Lottery is a type of gambling where people try to win a prize by matching the right numbers. It’s a game that people play in the US and around the world, and it contributes to billions of dollars in prizes each year. But where does all that money go? And do the winners really have a better life than those who don’t win?
The idea of distributing property or other things by lot dates back to ancient times. The Old Testament contains a number of references to distributing land or slaves by lottery, and the Roman emperors sometimes used lotteries to give away property and even food at Saturnalian feasts. It was also common in colonial America to raise money for public projects through the use of a lottery. Benjamin Franklin, for example, held a lottery in 1747 to raise funds to purchase cannons to defend Philadelphia.
A modern lottery is a system of awarding prizes, whether money or goods, to the holders of winning tickets. Most lotteries are based on chance, and the probability that any given ticket will win depends on its position in a large group of tickets. In the case of the US Powerball, for example, each ticket represents one out of over 500 million possible combinations.
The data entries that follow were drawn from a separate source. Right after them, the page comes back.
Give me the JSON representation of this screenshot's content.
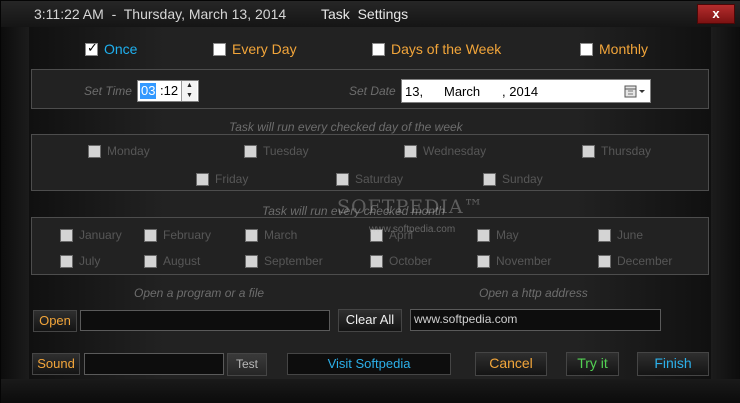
{
  "titlebar": {
    "clock": "3:11:22 AM  -  Thursday, March 13, 2014",
    "title": "Task  Settings",
    "close_label": "x"
  },
  "frequency": {
    "once": "Once",
    "every_day": "Every Day",
    "days_of_week": "Days of the Week",
    "monthly": "Monthly",
    "selected": "Once"
  },
  "schedule": {
    "set_time_label": "Set Time",
    "time_hour": "03",
    "time_minute": ":12",
    "set_date_label": "Set Date",
    "date_day": "13,",
    "date_month": "March",
    "date_year": ", 2014",
    "calendar_icon": "calendar-icon"
  },
  "weekdays": {
    "caption": "Task will run every checked day of the week",
    "days": [
      "Monday",
      "Tuesday",
      "Wednesday",
      "Thursday",
      "Friday",
      "Saturday",
      "Sunday"
    ]
  },
  "months": {
    "caption": "Task will run every checked month",
    "names": [
      "January",
      "February",
      "March",
      "April",
      "May",
      "June",
      "July",
      "August",
      "September",
      "October",
      "November",
      "December"
    ]
  },
  "actions": {
    "program_caption": "Open a program or a file",
    "http_caption": "Open a http address",
    "open_label": "Open",
    "program_value": "",
    "clear_all_label": "Clear All",
    "url_value": "www.softpedia.com",
    "sound_label": "Sound",
    "sound_value": "",
    "test_label": "Test",
    "visit_label": "Visit Softpedia",
    "cancel_label": "Cancel",
    "try_label": "Try it",
    "finish_label": "Finish"
  },
  "watermark": {
    "text": "SOFTPEDIA™",
    "url": "www.softpedia.com"
  },
  "colors": {
    "accent_blue": "#1fb0ef",
    "accent_orange": "#f2a53a",
    "accent_green": "#53d153",
    "close_red": "#a02020"
  }
}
While some people try to increase their chances by buying more tickets, most players buy just a single ticket – and they spend less than half of what the top winner gets. This uneven distribution of lottery playing makes the game regressive, which is why it is not a good idea to invest a lot in a lottery ticket.